I’m seeing the evolution of a R.E.S.P.E.C.T. series. Again, another mundane aspect of our daily life. The lowly intersection. We pass semi-consciously through many every day and we pass through them safely. After all, they were developed for our safety. But it doesn’t always work that way. Sadly, the dead remind us of how fortunate we are to be alive, and then make us think of the things we can do to improve the potential for long life. Just last week two people were killed at an Austin intersection, reminding me of all the patients I have seen who have been injured under similar circumstances.
Of historical interest is that the first intersection was constructed in 1868 in London. And the first intersection fatality occurred when the gas lines leading to the lanterns exploded, killing the police officer in charge of operating the lights! Perhaps it was a foreshadowing of things to come, as intersection fatalities rank high in the causes of vehicular deaths, their numbers approaching 10,000 per year! And this in the crosshairs of something developed for our safety!
Here’s the crux of the matter. When I see patients in the ER who have sustained injuries at intersections, it is most always the result of someone running a red light. Certainly the greatest impact occurs when someone comes across a recently changed green light at full or nearly full speed, just as someone else is running a recently changed red light. Death waits here, spending most of the day in frustration, watching mild fender benders and sideswipes. But every now and again the combination of impatience and complacence brings home his due.
Many who run red lights are bordering on criminal behavior, and though they usually don’t pay with time in jail, they most certainly pay in fines and settlements, never mind the grief they surely suffer in the knowledge that they have put an end to someone’s life or damaged someone’s limb. Often they have been drinking. Many of these accidents occur in the wee hours of the morning when the only ones out there driving are the drunks and the orthopedic surgeons going in to tend to them and their victims in the ER.

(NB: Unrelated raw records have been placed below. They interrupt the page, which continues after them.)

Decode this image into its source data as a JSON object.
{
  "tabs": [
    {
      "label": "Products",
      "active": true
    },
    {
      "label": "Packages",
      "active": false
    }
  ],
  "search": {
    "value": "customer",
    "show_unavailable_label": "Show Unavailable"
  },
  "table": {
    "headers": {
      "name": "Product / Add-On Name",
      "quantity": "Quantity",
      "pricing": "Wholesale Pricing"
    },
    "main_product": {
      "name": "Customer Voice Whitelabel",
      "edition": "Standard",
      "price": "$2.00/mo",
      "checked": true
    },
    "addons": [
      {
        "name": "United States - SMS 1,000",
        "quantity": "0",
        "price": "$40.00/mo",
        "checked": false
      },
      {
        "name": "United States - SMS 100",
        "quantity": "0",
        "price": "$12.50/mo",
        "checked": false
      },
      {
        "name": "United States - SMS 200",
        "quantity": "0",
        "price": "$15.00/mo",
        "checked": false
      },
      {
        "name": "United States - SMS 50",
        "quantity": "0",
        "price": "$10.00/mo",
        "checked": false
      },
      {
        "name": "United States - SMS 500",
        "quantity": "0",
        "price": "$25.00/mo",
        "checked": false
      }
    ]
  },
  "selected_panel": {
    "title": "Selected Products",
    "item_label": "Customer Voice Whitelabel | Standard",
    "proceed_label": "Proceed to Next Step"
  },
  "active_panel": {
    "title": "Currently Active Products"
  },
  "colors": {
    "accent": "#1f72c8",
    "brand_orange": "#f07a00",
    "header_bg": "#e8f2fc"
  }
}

But those of us who are accidentally in the wrong place at the wrong time, though we are not responsible, we may be guilty of trust and obliviousness. Never cross an actively changing intersection without pausing to look for red light runners. They are out there. And they will most certainly hit you.
So please respect the intersection!